### Provided records
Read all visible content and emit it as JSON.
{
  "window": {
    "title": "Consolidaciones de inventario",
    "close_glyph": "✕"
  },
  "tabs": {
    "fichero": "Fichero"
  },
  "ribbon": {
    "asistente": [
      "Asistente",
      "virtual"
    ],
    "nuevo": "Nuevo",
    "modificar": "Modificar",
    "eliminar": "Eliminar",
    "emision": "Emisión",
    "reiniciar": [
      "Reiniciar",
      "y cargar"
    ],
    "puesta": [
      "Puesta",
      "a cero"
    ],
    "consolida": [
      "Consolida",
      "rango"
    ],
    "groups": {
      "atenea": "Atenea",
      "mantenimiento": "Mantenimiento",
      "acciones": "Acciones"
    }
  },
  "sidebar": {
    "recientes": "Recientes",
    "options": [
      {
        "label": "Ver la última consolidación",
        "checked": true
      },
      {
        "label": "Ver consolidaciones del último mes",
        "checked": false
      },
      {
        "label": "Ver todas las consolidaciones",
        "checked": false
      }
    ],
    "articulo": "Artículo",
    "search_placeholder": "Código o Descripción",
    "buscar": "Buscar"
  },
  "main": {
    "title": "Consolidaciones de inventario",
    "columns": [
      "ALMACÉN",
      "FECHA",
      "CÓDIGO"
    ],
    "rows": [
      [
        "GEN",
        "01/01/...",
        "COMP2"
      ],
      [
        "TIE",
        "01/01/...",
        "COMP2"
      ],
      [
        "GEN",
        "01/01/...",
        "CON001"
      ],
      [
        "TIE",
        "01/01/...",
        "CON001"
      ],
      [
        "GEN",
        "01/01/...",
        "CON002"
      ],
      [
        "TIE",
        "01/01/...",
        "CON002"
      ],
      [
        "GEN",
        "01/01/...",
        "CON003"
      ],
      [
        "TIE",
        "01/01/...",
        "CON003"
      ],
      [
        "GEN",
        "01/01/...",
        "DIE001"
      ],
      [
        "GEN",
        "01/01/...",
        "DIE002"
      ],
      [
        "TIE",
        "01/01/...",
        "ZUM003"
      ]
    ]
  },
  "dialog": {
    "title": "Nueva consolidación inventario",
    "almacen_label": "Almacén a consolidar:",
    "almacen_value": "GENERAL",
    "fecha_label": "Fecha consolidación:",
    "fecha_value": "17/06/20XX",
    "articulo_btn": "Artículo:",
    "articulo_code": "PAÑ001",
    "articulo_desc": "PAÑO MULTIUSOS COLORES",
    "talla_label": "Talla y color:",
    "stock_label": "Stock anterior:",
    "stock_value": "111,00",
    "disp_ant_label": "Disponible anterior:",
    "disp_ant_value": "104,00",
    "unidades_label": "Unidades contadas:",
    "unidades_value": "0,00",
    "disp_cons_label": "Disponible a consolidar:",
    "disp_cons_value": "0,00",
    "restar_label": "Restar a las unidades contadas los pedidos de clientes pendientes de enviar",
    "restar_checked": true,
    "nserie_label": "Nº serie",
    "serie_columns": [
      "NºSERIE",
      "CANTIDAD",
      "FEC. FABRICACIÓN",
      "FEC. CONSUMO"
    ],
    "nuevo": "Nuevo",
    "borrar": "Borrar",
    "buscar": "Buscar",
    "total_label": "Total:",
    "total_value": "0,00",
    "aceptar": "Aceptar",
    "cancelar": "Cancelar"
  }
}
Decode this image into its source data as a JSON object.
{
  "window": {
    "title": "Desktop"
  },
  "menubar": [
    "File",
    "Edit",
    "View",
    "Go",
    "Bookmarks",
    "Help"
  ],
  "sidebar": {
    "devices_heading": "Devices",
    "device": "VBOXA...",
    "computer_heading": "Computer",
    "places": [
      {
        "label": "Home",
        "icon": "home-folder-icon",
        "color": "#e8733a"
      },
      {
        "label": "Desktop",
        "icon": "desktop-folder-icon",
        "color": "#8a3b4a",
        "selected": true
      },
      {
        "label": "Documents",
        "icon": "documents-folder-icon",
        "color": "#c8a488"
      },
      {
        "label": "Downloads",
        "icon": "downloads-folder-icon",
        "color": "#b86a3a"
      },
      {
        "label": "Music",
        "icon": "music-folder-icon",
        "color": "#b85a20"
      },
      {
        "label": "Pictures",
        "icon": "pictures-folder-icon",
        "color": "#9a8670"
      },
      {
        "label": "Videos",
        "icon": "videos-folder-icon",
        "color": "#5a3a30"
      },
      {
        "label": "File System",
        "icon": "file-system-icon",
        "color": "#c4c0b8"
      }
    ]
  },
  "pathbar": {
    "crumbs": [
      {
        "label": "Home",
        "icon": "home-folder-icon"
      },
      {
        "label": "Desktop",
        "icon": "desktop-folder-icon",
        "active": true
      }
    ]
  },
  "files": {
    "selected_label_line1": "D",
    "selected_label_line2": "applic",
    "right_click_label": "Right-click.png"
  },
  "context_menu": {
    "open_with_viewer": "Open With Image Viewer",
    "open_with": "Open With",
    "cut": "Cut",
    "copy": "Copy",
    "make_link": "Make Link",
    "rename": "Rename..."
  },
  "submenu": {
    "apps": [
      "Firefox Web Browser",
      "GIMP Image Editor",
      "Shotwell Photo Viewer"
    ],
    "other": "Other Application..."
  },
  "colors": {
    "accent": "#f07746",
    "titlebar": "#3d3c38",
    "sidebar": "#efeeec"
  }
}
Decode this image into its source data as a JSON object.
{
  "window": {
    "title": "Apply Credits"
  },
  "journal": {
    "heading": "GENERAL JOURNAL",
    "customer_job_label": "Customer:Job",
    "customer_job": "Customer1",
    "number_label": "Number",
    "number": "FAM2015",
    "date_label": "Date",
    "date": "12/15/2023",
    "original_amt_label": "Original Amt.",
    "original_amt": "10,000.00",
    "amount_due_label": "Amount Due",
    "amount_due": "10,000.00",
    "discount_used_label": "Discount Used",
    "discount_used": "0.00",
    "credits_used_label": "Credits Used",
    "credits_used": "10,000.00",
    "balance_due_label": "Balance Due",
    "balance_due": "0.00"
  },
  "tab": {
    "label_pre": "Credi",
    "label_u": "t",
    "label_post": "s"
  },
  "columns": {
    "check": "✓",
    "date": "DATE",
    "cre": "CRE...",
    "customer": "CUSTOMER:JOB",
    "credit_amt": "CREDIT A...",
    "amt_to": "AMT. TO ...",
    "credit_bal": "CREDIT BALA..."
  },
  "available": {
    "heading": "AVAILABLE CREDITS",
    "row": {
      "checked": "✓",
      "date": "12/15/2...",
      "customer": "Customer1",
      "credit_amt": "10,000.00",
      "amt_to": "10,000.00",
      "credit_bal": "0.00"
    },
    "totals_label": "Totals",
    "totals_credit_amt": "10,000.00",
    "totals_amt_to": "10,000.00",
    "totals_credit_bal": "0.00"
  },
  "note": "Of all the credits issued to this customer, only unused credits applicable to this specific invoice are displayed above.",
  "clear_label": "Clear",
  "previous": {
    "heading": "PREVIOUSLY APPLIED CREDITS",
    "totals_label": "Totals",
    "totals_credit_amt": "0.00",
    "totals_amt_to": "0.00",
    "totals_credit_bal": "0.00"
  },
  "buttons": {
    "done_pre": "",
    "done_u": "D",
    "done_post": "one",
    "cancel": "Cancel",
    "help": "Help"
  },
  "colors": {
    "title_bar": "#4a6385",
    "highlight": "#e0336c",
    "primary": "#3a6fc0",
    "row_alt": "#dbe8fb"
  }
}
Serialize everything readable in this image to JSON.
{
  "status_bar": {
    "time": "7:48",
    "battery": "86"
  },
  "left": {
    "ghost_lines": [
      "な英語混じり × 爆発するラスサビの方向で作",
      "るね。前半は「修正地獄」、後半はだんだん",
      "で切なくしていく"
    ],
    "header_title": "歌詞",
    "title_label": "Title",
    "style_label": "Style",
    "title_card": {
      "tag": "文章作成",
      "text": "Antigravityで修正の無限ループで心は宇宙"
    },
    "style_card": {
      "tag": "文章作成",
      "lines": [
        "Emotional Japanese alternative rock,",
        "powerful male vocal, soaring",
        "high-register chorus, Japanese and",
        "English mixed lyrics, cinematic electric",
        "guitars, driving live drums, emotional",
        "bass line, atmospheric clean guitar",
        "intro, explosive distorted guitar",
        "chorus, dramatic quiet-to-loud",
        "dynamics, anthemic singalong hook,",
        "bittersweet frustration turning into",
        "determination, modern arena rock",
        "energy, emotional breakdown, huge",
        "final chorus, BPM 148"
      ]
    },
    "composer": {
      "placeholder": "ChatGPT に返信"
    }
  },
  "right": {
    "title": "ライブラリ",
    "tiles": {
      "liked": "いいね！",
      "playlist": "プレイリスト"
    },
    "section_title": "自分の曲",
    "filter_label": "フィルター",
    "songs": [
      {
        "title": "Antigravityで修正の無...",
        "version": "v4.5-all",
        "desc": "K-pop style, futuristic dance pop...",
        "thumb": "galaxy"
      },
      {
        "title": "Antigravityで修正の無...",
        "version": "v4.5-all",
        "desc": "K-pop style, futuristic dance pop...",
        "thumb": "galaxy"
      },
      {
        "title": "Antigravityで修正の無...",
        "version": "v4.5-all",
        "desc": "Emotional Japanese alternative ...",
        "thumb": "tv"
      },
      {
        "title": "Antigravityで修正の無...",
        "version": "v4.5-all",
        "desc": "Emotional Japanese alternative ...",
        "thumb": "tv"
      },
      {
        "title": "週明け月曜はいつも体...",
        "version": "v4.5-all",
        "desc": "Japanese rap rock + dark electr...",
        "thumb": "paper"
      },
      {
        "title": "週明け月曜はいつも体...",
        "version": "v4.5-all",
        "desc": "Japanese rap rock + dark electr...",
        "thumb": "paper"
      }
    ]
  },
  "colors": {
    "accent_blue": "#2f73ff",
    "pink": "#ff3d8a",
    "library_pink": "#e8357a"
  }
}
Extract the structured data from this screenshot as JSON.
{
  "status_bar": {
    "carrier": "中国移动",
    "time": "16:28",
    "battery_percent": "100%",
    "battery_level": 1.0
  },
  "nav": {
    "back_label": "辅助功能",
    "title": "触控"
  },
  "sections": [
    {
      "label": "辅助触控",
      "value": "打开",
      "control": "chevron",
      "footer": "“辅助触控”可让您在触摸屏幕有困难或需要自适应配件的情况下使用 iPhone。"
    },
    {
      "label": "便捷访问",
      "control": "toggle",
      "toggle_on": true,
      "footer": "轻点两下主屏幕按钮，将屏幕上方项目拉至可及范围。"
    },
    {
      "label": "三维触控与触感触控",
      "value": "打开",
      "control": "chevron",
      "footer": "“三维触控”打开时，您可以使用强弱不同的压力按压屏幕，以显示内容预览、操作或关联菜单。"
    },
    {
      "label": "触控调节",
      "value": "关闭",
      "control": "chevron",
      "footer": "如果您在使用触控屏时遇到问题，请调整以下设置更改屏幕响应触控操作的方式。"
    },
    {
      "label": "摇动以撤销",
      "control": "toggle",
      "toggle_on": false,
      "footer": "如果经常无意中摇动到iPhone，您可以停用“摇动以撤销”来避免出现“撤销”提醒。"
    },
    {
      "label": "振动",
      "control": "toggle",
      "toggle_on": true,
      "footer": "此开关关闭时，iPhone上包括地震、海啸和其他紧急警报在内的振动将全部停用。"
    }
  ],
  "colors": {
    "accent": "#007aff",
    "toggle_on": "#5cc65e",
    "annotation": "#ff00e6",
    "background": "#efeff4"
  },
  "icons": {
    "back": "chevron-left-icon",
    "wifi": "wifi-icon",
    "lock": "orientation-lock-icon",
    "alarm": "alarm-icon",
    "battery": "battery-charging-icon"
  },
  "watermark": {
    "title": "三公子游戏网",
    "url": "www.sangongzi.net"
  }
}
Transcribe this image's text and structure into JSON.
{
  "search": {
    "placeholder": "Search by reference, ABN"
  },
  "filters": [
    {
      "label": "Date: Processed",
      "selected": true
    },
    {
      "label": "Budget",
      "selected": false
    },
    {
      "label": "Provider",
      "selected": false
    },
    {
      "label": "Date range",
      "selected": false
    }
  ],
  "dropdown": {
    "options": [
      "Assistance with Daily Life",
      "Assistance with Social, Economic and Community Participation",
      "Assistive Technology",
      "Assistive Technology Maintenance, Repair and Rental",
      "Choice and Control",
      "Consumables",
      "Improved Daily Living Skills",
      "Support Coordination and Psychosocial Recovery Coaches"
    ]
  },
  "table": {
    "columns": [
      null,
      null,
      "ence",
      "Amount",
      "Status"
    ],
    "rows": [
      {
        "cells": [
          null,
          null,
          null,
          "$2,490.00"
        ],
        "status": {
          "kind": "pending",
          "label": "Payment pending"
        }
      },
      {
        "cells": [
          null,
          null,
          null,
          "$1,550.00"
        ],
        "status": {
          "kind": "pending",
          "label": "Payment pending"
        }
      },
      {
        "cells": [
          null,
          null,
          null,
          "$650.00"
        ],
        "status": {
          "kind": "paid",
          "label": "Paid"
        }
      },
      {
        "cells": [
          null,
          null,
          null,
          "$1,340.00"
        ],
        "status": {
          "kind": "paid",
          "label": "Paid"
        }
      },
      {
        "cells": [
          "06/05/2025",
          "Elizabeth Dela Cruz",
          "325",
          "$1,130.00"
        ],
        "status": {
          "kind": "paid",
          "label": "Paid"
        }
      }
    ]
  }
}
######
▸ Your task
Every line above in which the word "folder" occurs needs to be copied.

▸ Result
        "icon": "home-folder-icon",
        "icon": "desktop-folder-icon",
        "icon": "documents-folder-icon",
        "icon": "downloads-folder-icon",
        "icon": "music-folder-icon",
        "icon": "pictures-folder-icon",
        "icon": "videos-folder-icon",
        "icon": "home-folder-icon"
        "icon": "desktop-folder-icon",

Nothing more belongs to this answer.